One of the great opportunities new technology presents is the ability to progress free of technical debt. Other established systems suffer from having to navigate legacy architecture on their way to establishing something new. Collection Societies, digital distribution companies and DSPs the world over, continually battle with building on top of systems sometimes designed decades ago. These systems need to be adapted to cope with modern-day use-cases.

In the NFT space, we’re already seeing a bewildering number of companies (Centrifuge, Substrate,Lightning Network to name a few) that are building off-chain solutions to improve efficiency and add functionality. These platforms retain links to established and trusted blockchains like Ethereum. This continues to evolve at pace.

NFTs & Licensing Rights

Like so many new things in the music industry, innovation eventually gets mired in centuries-old issues of copyright and ownership.

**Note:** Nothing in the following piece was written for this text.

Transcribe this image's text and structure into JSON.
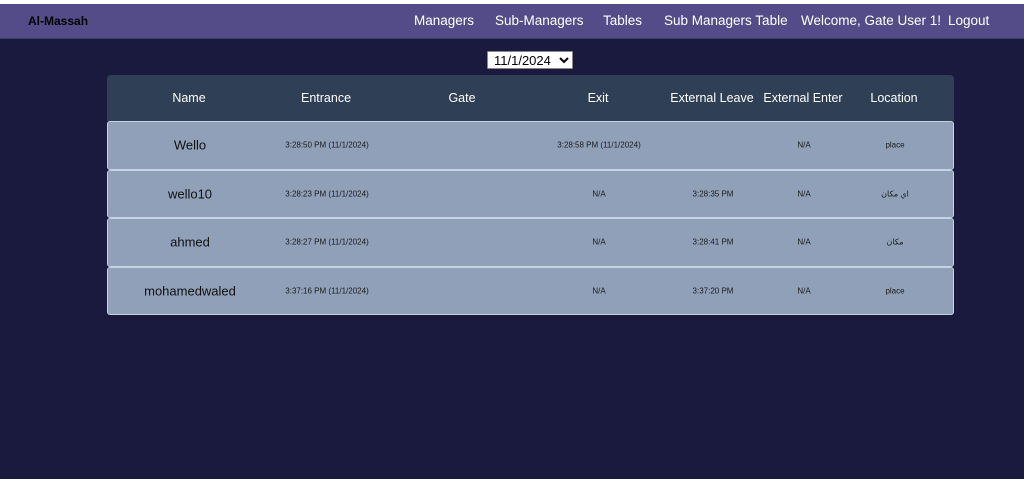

Typically, music does not always have one owner, due to the song and recording often being created or owned by different people. Not only that, due to the variety of exploitation forms, private enterprise has created multiple rights administrator organisations that perform some sort of intermediary service but who, crucially, lay claim to aspects of permissions and price-setting. 

So, where will this leave music-related NFTs?

The music you create as part of an audio-only or audio-visual piece of artwork may have been created for sale on these exchanges but will your record company or publisher want some of that income from the sale and any ongoing royalties? You bet they will. Will some of the collection societies eventually look for an administrative claim too, as they recently did in the UK with livestreams? You bet they will. Has any of that really shaken out yet? Well, kind of.

I’ve had many conversations with others in the music industry who are looking to try and add the commercial model around NFTs into their revenue matrix. I’ve found that artists inevitably rely on parts of their team to help enable this to happen. As a consequence, this will be presumed as another part of the revenue those partners will share in, albeit one not necessarily specified in their existing artist deals. Evolution needs to include the business end too, as demonstrated by those historic record deals that don’t deal with the concept of streaming very well or fairly. This, however, should not worry the artist who wants to get involved.

NFTs & Musicians

NFTs offer innovative paths to an audience. For example, Rotor brings efficiency to the creative process which has a multiplying effect on an asset’s value. It is a great way of producing multiple, non-fungible assets that lock in the required uniqueness so that an NFT can be used to represent them. It creates unique assets at scale by using a mixture of audio analysis, fixed and dynamic visual manipulations that are easy and cost-effective (Check out this post for more details on how Rotor creates NFTs).

While NFTs can open up valuable opportunities for creators, the use of a mechanism trusted in financial circles could reduce the perception of music as a ‘risk’ business as it moves into a new understanding of investability. Do NFTs introduce music content as a new and valuable ‘asset class’*, open to ideas of durable and secure desirability afforded to other, trusted rarity markets? We’ll have to wait and see.

It seems NFTs should be embraced and developed. They have the potential to show how value can be established in art. As with boxsets of the past, the more value that can be added to an artistic asset, along with scarcity, the more it improves the opportunity to monetise art and it's potential to last. After all, the underlying administration and non-fungibility is hard-wired into the NFT concept. This is arguably the first time that has truly happened in the history of the music industry.

* coined by Lucie Caswell on considering music and NFTs.



Image created by fabio on Unsplash.